--- START ---
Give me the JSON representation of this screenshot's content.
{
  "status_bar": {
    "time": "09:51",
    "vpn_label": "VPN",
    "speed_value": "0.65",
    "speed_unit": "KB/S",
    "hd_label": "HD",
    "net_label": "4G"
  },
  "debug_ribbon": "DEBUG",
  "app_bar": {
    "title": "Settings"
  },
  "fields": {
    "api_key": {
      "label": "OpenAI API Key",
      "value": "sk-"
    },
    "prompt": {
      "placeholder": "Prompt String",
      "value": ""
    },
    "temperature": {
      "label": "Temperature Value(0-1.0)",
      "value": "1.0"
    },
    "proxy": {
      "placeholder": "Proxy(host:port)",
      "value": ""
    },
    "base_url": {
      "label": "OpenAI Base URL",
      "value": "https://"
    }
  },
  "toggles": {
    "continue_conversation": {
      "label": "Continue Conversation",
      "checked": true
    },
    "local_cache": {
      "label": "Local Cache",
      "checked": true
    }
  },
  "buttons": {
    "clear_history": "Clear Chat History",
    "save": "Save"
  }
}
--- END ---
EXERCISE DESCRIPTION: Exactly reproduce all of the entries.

TASK RESULT:
Give me the JSON representation of this screenshot's content.
{
  "status_bar": {
    "time": "09:51",
    "vpn_label": "VPN",
    "speed_value": "0.65",
    "speed_unit": "KB/S",
    "hd_label": "HD",
    "net_label": "4G"
  },
  "debug_ribbon": "DEBUG",
  "app_bar": {
    "title": "Settings"
  },
  "fields": {
    "api_key": {
      "label": "OpenAI API Key",
      "value": "sk-"
    },
    "prompt": {
      "placeholder": "Prompt String",
      "value": ""
    },
    "temperature": {
      "label": "Temperature Value(0-1.0)",
      "value": "1.0"
    },
    "proxy": {
      "placeholder": "Proxy(host:port)",
      "value": ""
    },
    "base_url": {
      "label": "OpenAI Base URL",
      "value": "https://"
    }
  },
  "toggles": {
    "continue_conversation": {
      "label": "Continue Conversation",
      "checked": true
    },
    "local_cache": {
      "label": "Local Cache",
      "checked": true
    }
  },
  "buttons": {
    "clear_history": "Clear Chat History",
    "save": "Save"
  }
}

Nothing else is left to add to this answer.